**The task:** When a line of the material has the word "checked" in it, copy that line.
--------------------------------
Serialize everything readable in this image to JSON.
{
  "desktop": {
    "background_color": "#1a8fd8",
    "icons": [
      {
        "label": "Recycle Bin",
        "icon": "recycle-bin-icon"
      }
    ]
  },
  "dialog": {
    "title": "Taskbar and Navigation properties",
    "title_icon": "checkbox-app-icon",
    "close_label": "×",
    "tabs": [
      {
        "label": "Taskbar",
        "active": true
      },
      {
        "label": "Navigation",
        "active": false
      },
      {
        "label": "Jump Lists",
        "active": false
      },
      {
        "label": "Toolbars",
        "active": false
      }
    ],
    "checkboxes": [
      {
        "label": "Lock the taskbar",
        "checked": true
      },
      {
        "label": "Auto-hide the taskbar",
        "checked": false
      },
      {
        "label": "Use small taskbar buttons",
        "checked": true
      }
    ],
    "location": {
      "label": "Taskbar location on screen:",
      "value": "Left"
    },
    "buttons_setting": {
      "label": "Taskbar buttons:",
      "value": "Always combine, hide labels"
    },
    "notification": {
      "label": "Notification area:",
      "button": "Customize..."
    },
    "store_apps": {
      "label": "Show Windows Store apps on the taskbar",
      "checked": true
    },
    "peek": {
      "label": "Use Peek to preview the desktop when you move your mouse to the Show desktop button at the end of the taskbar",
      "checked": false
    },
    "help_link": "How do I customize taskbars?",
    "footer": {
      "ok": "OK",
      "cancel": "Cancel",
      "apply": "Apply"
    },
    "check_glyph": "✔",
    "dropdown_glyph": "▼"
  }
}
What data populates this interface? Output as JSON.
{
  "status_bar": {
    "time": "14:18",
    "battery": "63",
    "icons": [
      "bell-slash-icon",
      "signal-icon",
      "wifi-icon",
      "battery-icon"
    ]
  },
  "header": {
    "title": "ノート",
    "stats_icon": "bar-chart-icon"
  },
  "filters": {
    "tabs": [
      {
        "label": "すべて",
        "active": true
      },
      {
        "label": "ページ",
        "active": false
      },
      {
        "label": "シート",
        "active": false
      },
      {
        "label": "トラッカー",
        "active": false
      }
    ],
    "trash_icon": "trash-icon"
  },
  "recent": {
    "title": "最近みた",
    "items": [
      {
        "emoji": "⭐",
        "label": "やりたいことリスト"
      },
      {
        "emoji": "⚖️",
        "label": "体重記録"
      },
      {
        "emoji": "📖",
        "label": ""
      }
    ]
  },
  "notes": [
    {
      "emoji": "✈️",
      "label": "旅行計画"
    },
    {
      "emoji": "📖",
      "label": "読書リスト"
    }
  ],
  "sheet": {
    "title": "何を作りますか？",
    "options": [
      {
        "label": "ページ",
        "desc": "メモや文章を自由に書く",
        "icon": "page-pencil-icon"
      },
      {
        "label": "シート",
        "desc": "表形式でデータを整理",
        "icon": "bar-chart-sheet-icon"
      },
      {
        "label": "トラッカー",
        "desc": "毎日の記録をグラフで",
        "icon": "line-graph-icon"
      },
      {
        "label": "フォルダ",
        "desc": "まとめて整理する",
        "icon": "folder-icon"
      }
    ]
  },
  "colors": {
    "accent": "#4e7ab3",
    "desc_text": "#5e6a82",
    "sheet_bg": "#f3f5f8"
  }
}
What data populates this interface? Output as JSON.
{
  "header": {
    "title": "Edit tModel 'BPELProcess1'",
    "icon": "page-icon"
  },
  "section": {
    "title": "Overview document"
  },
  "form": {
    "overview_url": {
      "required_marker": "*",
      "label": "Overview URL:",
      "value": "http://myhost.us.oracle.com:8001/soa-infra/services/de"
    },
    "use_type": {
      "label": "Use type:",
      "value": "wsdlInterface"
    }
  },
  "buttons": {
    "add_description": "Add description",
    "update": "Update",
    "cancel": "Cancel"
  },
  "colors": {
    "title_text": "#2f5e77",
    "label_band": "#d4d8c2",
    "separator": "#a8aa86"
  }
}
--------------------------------
**Solution to this task:**
        "checked": true
        "checked": false
        "checked": true
      "checked": true
      "checked": false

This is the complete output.